◆ EXERCISE AIM: Filter the data below, keeping only lines that contain "SELECT".
(Beginning of MATERIAL SUPPLIED)
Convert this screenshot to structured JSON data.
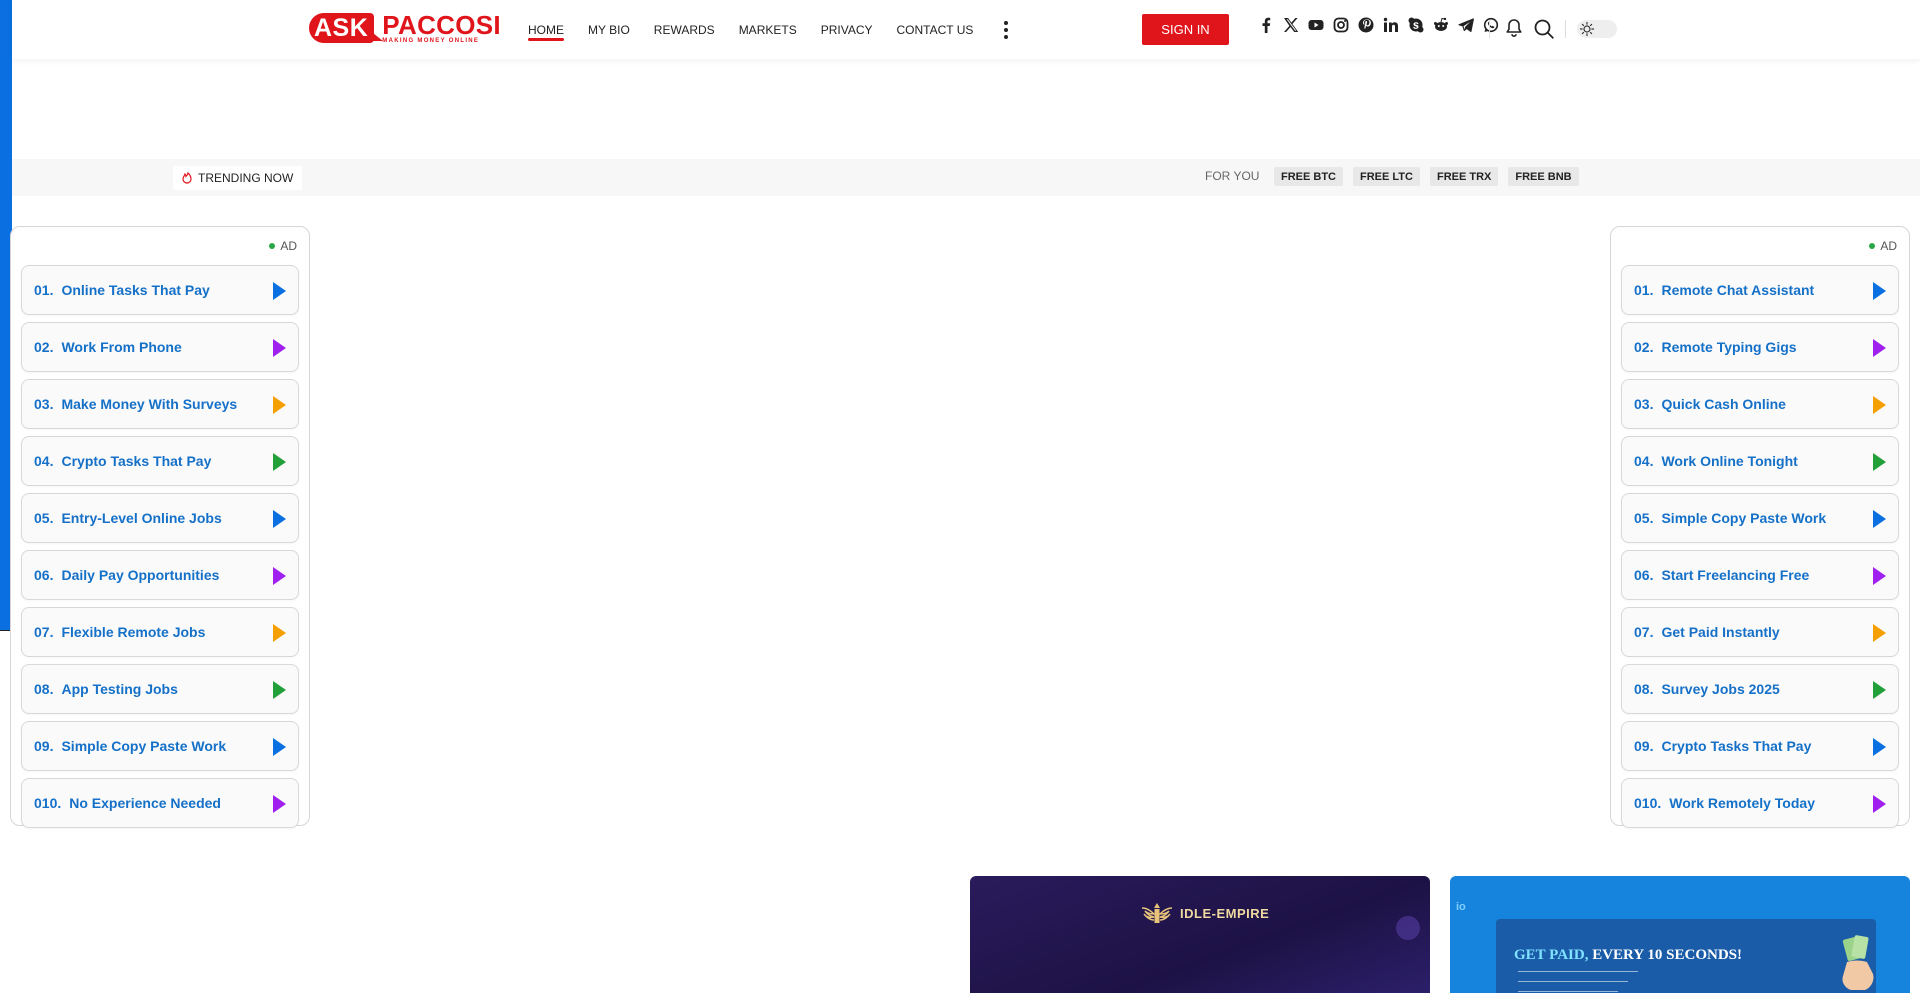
{
  "logo": {
    "ask": "ASK",
    "paccosi": "PACCOSI",
    "tagline": "MAKING MONEY ONLINE"
  },
  "nav": {
    "items": [
      {
        "label": "HOME",
        "active": true
      },
      {
        "label": "MY BIO"
      },
      {
        "label": "REWARDS"
      },
      {
        "label": "MARKETS"
      },
      {
        "label": "PRIVACY"
      },
      {
        "label": "CONTACT US"
      }
    ]
  },
  "header": {
    "signin_label": "SIGN IN",
    "socials": [
      "facebook-icon",
      "x-icon",
      "youtube-icon",
      "instagram-icon",
      "pinterest-icon",
      "linkedin-icon",
      "skype-icon",
      "reddit-icon",
      "telegram-icon",
      "whatsapp-icon"
    ]
  },
  "trending": {
    "label": "TRENDING NOW",
    "foryou_label": "FOR YOU",
    "chips": [
      "FREE BTC",
      "FREE LTC",
      "FREE TRX",
      "FREE BNB"
    ]
  },
  "left_panel": {
    "ad_label": "AD",
    "items": [
      {
        "num": "01.",
        "text": "Online Tasks That Pay",
        "color": "blue"
      },
      {
        "num": "02.",
        "text": "Work From Phone",
        "color": "purple"
      },
      {
        "num": "03.",
        "text": "Make Money With Surveys",
        "color": "orange"
      },
      {
        "num": "04.",
        "text": "Crypto Tasks That Pay",
        "color": "green"
      },
      {
        "num": "05.",
        "text": "Entry-Level Online Jobs",
        "color": "blue"
      },
      {
        "num": "06.",
        "text": "Daily Pay Opportunities",
        "color": "purple"
      },
      {
        "num": "07.",
        "text": "Flexible Remote Jobs",
        "color": "orange"
      },
      {
        "num": "08.",
        "text": "App Testing Jobs",
        "color": "green"
      },
      {
        "num": "09.",
        "text": "Simple Copy Paste Work",
        "color": "blue"
      },
      {
        "num": "010.",
        "text": "No Experience Needed",
        "color": "purple"
      }
    ]
  },
  "right_panel": {
    "ad_label": "AD",
    "items": [
      {
        "num": "01.",
        "text": "Remote Chat Assistant",
        "color": "blue"
      },
      {
        "num": "02.",
        "text": "Remote Typing Gigs",
        "color": "purple"
      },
      {
        "num": "03.",
        "text": "Quick Cash Online",
        "color": "orange"
      },
      {
        "num": "04.",
        "text": "Work Online Tonight",
        "color": "green"
      },
      {
        "num": "05.",
        "text": "Simple Copy Paste Work",
        "color": "blue"
      },
      {
        "num": "06.",
        "text": "Start Freelancing Free",
        "color": "purple"
      },
      {
        "num": "07.",
        "text": "Get Paid Instantly",
        "color": "orange"
      },
      {
        "num": "08.",
        "text": "Survey Jobs 2025",
        "color": "green"
      },
      {
        "num": "09.",
        "text": "Crypto Tasks That Pay",
        "color": "blue"
      },
      {
        "num": "010.",
        "text": "Work Remotely Today",
        "color": "purple"
      }
    ]
  },
  "bottom_ads": {
    "card1_text": "IDLE-EMPIRE",
    "card2_title_a": "GET PAID,",
    "card2_title_b": " EVERY 10 SECONDS!"
  },
  "colors": {
    "accent": "#e0141b",
    "link": "#1570c8"
  }
}
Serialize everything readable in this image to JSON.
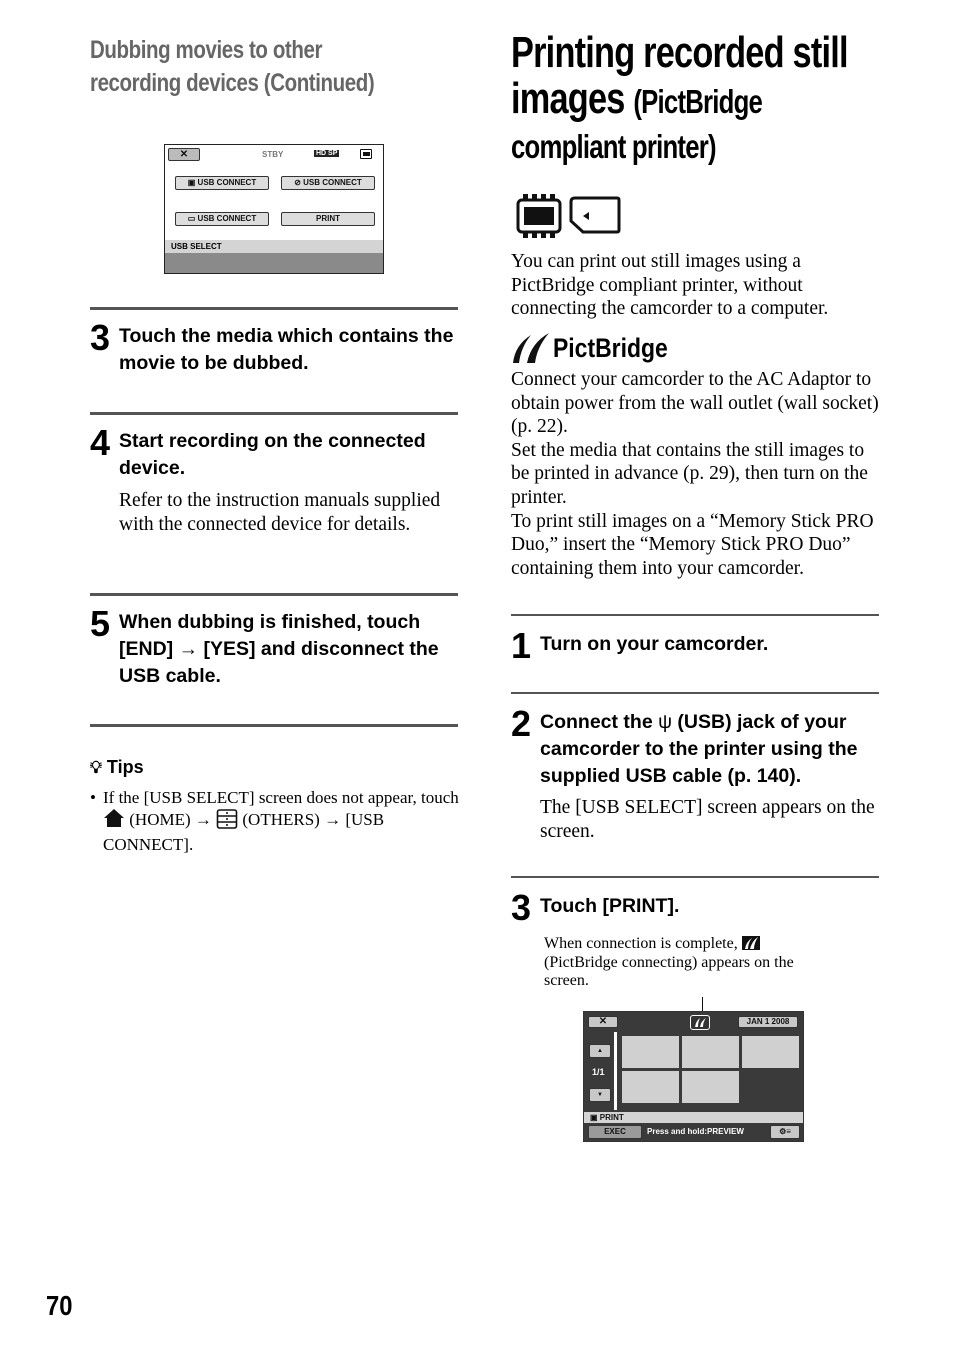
{
  "left": {
    "section_title_line1": "Dubbing movies to other",
    "section_title_line2": "recording devices (Continued)",
    "usb_screen": {
      "close_label": "✕",
      "status": "STBY",
      "quality": "HD SP",
      "media_icon": "internal-memory-icon",
      "buttons": [
        {
          "icon": "internal-memory-icon",
          "label": "USB CONNECT"
        },
        {
          "icon": "disc-icon",
          "label": "USB CONNECT"
        },
        {
          "icon": "memory-stick-icon",
          "label": "USB CONNECT"
        },
        {
          "icon": "",
          "label": "PRINT"
        }
      ],
      "footer": "USB SELECT"
    },
    "steps": [
      {
        "num": "3",
        "title": "Touch the media which contains the movie to be dubbed.",
        "body": ""
      },
      {
        "num": "4",
        "title": "Start recording on the connected device.",
        "body": "Refer to the instruction manuals supplied with the connected device for details."
      },
      {
        "num": "5",
        "title": "When dubbing is finished, touch [END] → [YES] and disconnect the USB cable.",
        "body": ""
      }
    ],
    "tips": {
      "heading": "Tips",
      "bullet_part1": "If the [USB SELECT] screen does not appear, touch",
      "home_label": "(HOME) →",
      "others_label": "(OTHERS) → [USB",
      "bullet_end": "CONNECT]."
    }
  },
  "right": {
    "title_main_line1": "Printing recorded still",
    "title_main_line2": "images",
    "title_sub_line2": "(PictBridge",
    "title_sub_line3": "compliant printer)",
    "media_icons": [
      "internal-memory-icon",
      "memory-stick-icon"
    ],
    "intro": "You can print out still images using a PictBridge compliant printer, without connecting the camcorder to a computer.",
    "pictbridge_logo": "PictBridge",
    "paragraphs": [
      "Connect your camcorder to the AC Adaptor to obtain power from the wall outlet (wall socket) (p. 22).",
      "Set the media that contains the still images to be printed in advance (p. 29), then turn on the printer.",
      "To print still images on a “Memory Stick PRO Duo,” insert the “Memory Stick PRO Duo” containing them into your camcorder."
    ],
    "steps": [
      {
        "num": "1",
        "title": "Turn on your camcorder.",
        "body": ""
      },
      {
        "num": "2",
        "title_a": "Connect the",
        "title_b": "(USB) jack of your camcorder to the printer using the supplied USB cable (p. 140).",
        "body": "The [USB SELECT] screen appears on the screen."
      },
      {
        "num": "3",
        "title": "Touch [PRINT].",
        "body": ""
      }
    ],
    "note_a": "When connection is complete,",
    "note_b": "(PictBridge connecting) appears on the screen.",
    "print_screen": {
      "close_label": "✕",
      "date": "JAN  1  2008",
      "page": "1/1",
      "thumb_count": 5,
      "footer_label": "PRINT",
      "exec_label": "EXEC",
      "hint": "Press and hold:PREVIEW"
    }
  },
  "page_number": "70"
}
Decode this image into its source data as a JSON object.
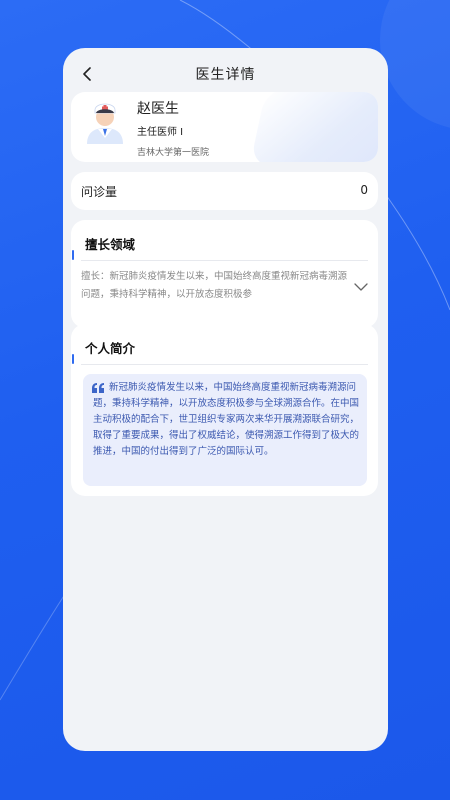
{
  "header": {
    "title": "医生详情"
  },
  "doctor": {
    "name": "赵医生",
    "title": "主任医师 I",
    "hospital": "吉林大学第一医院"
  },
  "consult": {
    "label": "问诊量",
    "value": "0"
  },
  "expertise": {
    "heading": "擅长领域",
    "text": "擅长：新冠肺炎疫情发生以来，中国始终高度重视新冠病毒溯源问题，秉持科学精神，以开放态度积极参"
  },
  "bio": {
    "heading": "个人简介",
    "text": "新冠肺炎疫情发生以来，中国始终高度重视新冠病毒溯源问题，秉持科学精神，以开放态度积极参与全球溯源合作。在中国主动积极的配合下，世卫组织专家两次来华开展溯源联合研究，取得了重要成果，得出了权威结论，使得溯源工作得到了极大的推进，中国的付出得到了广泛的国际认可。"
  },
  "colors": {
    "background": "#1f5ff0",
    "accent": "#2f6bf0",
    "quote_bg": "#eaeefc",
    "quote_text": "#3c59b0"
  },
  "icons": {
    "back": "chevron-left-icon",
    "expand": "chevron-down-icon",
    "quote": "quote-icon",
    "avatar": "doctor-avatar"
  }
}
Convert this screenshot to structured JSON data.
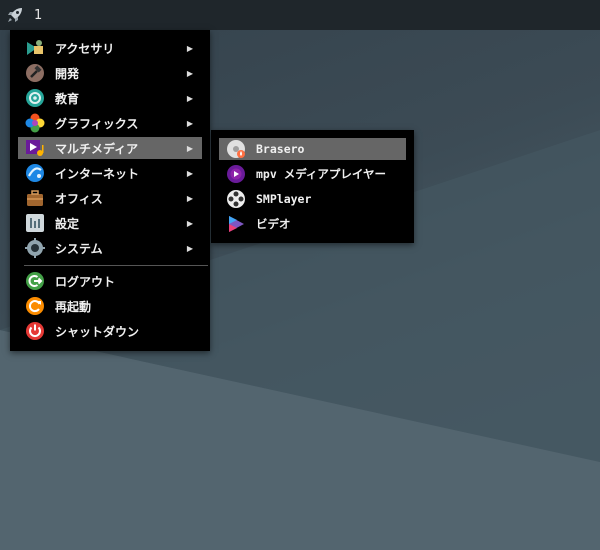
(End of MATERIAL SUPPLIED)
◆ EXERCISE RESPONSE:
      "footer": "USB SELECT"
      "bullet_part1": "If the [USB SELECT] screen does not appear, touch",
        "body": "The [USB SELECT] screen appears on the screen."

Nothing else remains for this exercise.